West Virginia recently instituted some stiff requirements for residents renewing their driver’s licenses.
You don’t just fill out a short paper and take your current driver’s license to the Department of Motor Vehicles, pay a fee and get your renewed license.
The state adopted federally recommended guidelines meant to reduce the possibility of potential terrorists getting in-state identification.
Four pieces of paperwork are required, along with your old license.
You must show proof of Social Security¸which would be your original Social Security card, a W-2 or a Social Security benefit form.
You also must show proof of identity, which would be a birth certificate, an unexpired U.S. passport or an unexpired Department of Homeland Security document.
If you’ve had a change of name, you must show proof; for instance, if you got married, you have to show your marriage license.
You must show two proofs of residency. There are two lists of documents and you must choose one from each. The lists include West Virginia utility bills not more than 60 days old, tax records that show street address, West Virginia mortgage documents, West Virginia weapons permits, West Virginia Homestead Tax exemption, college admissions letter with the letterhead of the school that states you’re an in-state student. The lists go on but you get the idea.
Unfortunately for me, this was the year my license was due for renewal.
Over the last two months, I gathered my paperwork and stored it in a designated envelope. I ordered a birth certificate. By some miracle, I had kept track of my Social Security card and my marriage license.
I had two utility bill receipts and, just in case, I had my voter’s registration card and property tax receipt.
I was nervous.
On a good day, going to the DMV is a pain, notorious for long waits and odd glitches.

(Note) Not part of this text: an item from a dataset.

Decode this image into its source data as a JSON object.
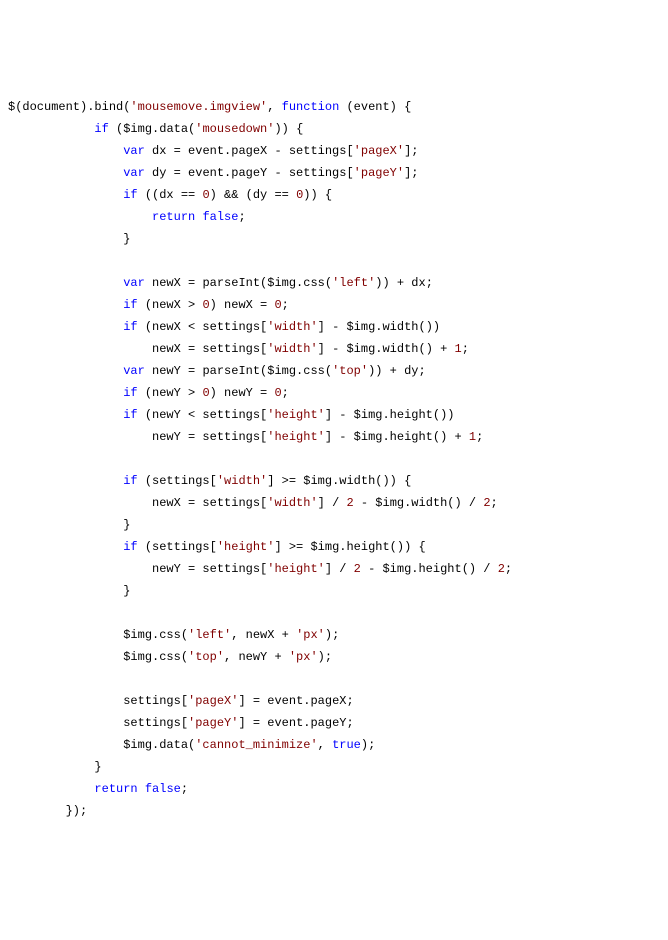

With these new hoops to jump through and meticulous paperwork requirements, I expected trouble.
I got there just 30 minutes after the office opened and already the line just to get a number to be waited on was out the door.
The sneaky feeling that I would wait for an hour just to be told I didn’t have the right paperwork overwhelmed me. I felt like someone trying to escape Nazi Germany.
“Just be cool,” I told myself. “If the papers are wrong, don’t have a meltdown. Just find out what you need and come back another day.”
However, I’d put off the inevitable for so long, I was running out of time to renew my license before it expired, so I needed to get this over with.
After standing in line for at least 30 minutes, I was accepted at the first window.
I opened the giant manilla envelope and dumped my paperwork on the counter. The clerk and I sorted through it all until he had the four pieces of evidence that I am who I say I am, live where I say I live, etc., that he had to see before he could let me advance to the next counter.
What if the next clerk doesn’t agree with the first and I'm sent away? I will have wasted at least an hour. Besides, the woman sitting behind me was coughing and sneezing as freely as the woman beside me was bragging about her psychiatrist-guaranteed mental illness; I didn’t want to have to experience that atmosphere again, at least not for another five years.
But I made the cut. I got the approval of the second clerk, who took my money (that’s how I knew it was a sure thing) and asked if I’d like to get a federal ID card, too. She said all West Virginia residents would be required to have one by 2017. I declined; my driver’s license would be due to be renewed that year and I will deal with it when the time comes.
The clerk sent me to the final line, the one where I would get my picture made, wait five more minutes and get my laminated card.
West Virginia isn’t the only state to require this rigamarole and I’m sure it won’t be the last to adopt these guidelines, so Kentucky and Ohio readers, start searching for your birth certificate and Social Security card now.
LEE WARD can be reached at email@example.com or (606) 326-2661.